Friday, March 27, 2009
If you missed this article about Yahoo's new widget engine you should definitely take a moment to read a bit about.
The idea... Take all those people around the world who are sitting on their couch watching TV with their laptop on. Surfing the net, youtubing, twittering, facebooking, etc. Or those kids who are on their I-Phones text messaging the world and checking out some pics someone uploaded to their Picasa while their family is eating dinner with the TV on in the background. Note... you might not be able to relate too much to this if you're not from the US, where we love to watch TV during dinner.
Basically Yahoo is capitalizing off that basic idea of combining the most common things people do on the Internet in multi-tasking mode. People will be able to social network, wikipedia things, google, youtube and more. Yahoo has designed some great widgets to facilitate the process and also help it generate some add revenue. So it might not be the worst idea in the world to pick up some shares of yahoo either.
Although as you can see the stock doesn't have the most stellar appeal because of its still relatively high trading price considering the state of this current market. Nevertheless, the fact Yahoo has held up considerably well in this downturn while fighting off take-over bids from MSN and Google, is something worthy of mention and thinking about.

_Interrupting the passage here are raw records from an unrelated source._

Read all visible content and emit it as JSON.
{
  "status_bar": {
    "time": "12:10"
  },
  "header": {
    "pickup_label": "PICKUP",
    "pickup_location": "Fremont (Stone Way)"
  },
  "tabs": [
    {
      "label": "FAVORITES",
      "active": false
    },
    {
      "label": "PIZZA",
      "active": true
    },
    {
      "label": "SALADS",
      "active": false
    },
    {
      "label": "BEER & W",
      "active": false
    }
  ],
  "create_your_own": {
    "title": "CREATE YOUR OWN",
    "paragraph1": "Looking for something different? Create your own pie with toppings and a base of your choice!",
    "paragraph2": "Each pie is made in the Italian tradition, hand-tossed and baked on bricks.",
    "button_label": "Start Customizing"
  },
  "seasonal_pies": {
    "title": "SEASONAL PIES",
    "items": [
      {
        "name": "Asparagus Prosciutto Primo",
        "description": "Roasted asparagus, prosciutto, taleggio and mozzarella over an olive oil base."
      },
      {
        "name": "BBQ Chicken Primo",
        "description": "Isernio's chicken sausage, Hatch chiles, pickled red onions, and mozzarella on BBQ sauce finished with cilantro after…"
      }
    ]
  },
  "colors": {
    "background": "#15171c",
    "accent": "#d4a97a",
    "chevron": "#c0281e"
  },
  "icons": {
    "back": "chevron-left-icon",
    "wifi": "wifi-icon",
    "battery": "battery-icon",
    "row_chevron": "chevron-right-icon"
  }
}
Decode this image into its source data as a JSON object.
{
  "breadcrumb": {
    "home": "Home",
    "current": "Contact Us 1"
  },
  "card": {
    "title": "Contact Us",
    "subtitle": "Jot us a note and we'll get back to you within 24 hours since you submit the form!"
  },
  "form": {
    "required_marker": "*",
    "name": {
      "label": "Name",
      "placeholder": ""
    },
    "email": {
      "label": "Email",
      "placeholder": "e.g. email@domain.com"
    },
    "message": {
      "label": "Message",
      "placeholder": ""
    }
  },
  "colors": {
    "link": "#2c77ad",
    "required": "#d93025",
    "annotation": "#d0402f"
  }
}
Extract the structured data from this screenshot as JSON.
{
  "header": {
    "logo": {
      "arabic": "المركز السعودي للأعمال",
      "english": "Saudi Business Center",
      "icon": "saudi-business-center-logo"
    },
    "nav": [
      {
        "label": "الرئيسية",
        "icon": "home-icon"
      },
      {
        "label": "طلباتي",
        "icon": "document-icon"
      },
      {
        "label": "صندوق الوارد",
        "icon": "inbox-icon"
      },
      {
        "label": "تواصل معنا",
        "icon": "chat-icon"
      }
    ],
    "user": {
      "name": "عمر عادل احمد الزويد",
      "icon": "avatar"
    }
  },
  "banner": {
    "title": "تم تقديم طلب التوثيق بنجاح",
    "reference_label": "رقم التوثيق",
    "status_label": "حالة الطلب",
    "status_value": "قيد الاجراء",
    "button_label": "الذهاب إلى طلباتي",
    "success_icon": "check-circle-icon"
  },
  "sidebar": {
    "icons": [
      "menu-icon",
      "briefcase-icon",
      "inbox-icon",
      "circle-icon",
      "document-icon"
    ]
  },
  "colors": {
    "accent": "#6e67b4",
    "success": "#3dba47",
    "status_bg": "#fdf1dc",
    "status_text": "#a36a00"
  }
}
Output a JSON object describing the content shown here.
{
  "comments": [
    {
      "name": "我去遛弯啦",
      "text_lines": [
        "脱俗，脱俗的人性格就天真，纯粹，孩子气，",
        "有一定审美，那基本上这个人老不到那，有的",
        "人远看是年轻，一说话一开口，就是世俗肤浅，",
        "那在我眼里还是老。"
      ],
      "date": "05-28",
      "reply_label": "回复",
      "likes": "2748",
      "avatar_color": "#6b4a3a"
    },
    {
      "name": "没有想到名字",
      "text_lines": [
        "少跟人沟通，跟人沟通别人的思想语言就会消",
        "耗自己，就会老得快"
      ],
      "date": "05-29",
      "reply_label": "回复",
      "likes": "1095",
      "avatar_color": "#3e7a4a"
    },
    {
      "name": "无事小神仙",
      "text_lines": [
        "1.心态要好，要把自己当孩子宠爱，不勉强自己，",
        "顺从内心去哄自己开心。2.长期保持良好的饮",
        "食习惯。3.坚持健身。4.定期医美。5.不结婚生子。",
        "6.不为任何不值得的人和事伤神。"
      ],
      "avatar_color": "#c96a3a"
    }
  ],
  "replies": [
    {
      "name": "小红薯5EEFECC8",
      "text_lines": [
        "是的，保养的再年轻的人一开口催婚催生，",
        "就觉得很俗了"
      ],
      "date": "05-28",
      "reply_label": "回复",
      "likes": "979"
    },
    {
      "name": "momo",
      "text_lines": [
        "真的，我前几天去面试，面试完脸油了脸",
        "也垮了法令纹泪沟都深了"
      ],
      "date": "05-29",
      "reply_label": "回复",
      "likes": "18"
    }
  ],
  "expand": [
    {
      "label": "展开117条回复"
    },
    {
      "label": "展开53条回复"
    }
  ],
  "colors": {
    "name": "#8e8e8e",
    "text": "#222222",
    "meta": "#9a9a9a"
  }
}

In other words, Yahoo is not going anywhere. If it does get bought out by some bully, it won't be on the cheap. This offers shareholders some security in knowing their investment will not suddenly evaporate--which is a legitimate concern these days.
Here's a excerpt from the Wall Street Journal article:
Your television set may be the most expensive, eye-catching piece of electronic equipment in your home, but compared to a computer with Internet access, it's just a dumb box. With their low-tech IQs, TVs encourage a lot of family-room multitasking: While watching the big screen TV, lots of people are looking away to surf the Web with the computer on their lap or the mobile device in their hand.
If you're reading this and thinking that Internet on the TV has been tried before with limited success, you're right. For years, companies have designed external boxes that bring some form of the Web to your TV. These include Microsoft Corp.'s Xbox, Apple Inc.'s Apple TV and some features of TiVo. But the Yahoo Widget Engine differs from these boxes in two ways. First, Yahoo's widget system works simultaneously with your TV programming, so you don't have to turn off the college basketball game to pull up a news story about a star player. Second, it will include widgets with video content that directly compete with live programming.
With a few steps, snippets of information, or shortcuts, can be created for certain widgets, like Yahoo Weather and Finance, to save you from opening the widget to see more details in a left-side panel. I created a Yahoo Finance snippet for McDonald's stock so I could see this stock's status at the bottom of my screen without opening the Finance widget. People who have Yahoo accounts can synchronize their account settings with the TV, such as stocks saved in Yahoo Finance.